Human remains found off the Angus coast belonged to Aberdeen woman Kelli Ferris. The 40-year-old was last seen in her home city last September. A Kirkcaldy-registered fishing vessel made the grim discovery of an undisclosed body part while netting in the North Sea, around seven miles from Arbroath, earlier this month. Police today confirmed the remains belonged to Ms Ferris.
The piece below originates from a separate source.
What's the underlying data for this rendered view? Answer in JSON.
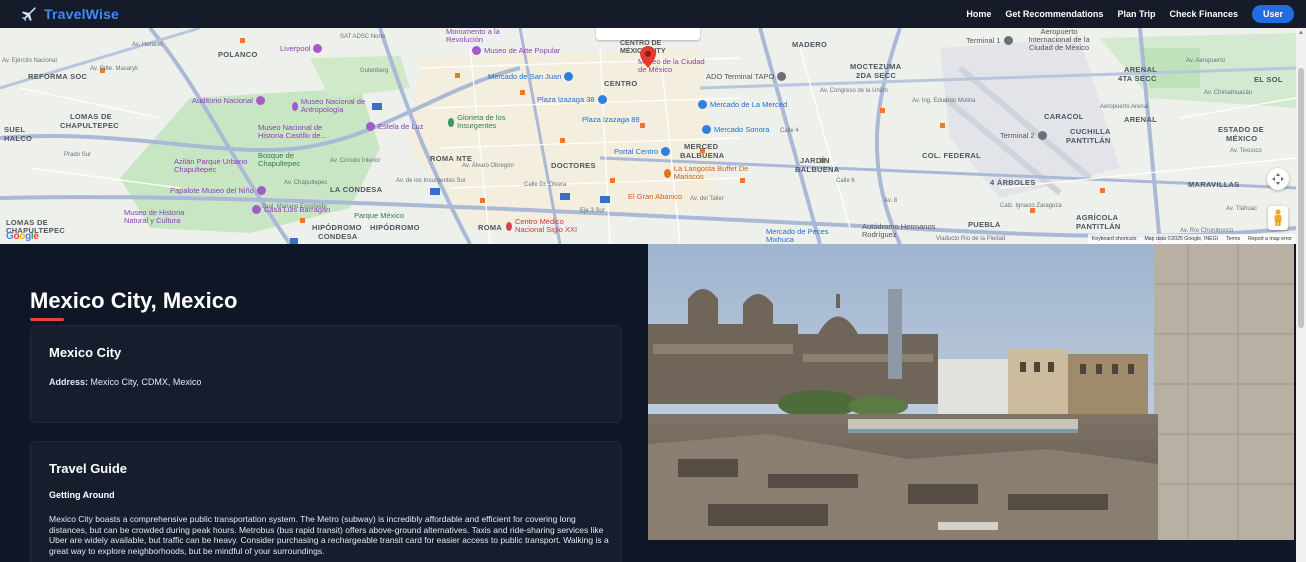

A spokesman said: “Kelli Ferris was reported missing on September 17 2014 after last being seen at Aberdeen Royal Infirmary by a family member on September 9. “Following Kelli’s disappearance an extensive investigation and search operation was conducted over a number of weeks which included the use of specialist police dogs and search teams.” Detective Chief Inspector David Hadden said: “We have now been able to identify the remains found off the coast of Arbroath on Monday 6 April 2015 as Kelli Ferris. “A major search operation was carried out following Kelli’s disappearance and enquiries have not revealed any suspicious circumstances. “We hope this identification gives Kelli’s family some form of closure and our thoughts are with her family at this time.” Kelli's mother Catherine Sandison had already said she feared the worst, and described her daughter's disappearance as like "a nightmare".
A striking piece of eye candy is tempting visitors at a Stonehaven sweetie shop. Giulianotti's on Evan Street took delivery of a four-foot-square portrait of screen siren Marilyn Monroe made of thousands of jelly beans. It has been loaned to the 100-year-old sweetshop by the Jelly Belly Company and will be on show there until mid-September. It will be used to raise funds for the Stonehaven Town Hall Trust in their efforts to improve and upgrade the hall, with shoppers being given the chance to enter a competition to guess how many jelly beans make up Marilyn. Shop assistants Ellen Dandie (left) and Rachael Craig.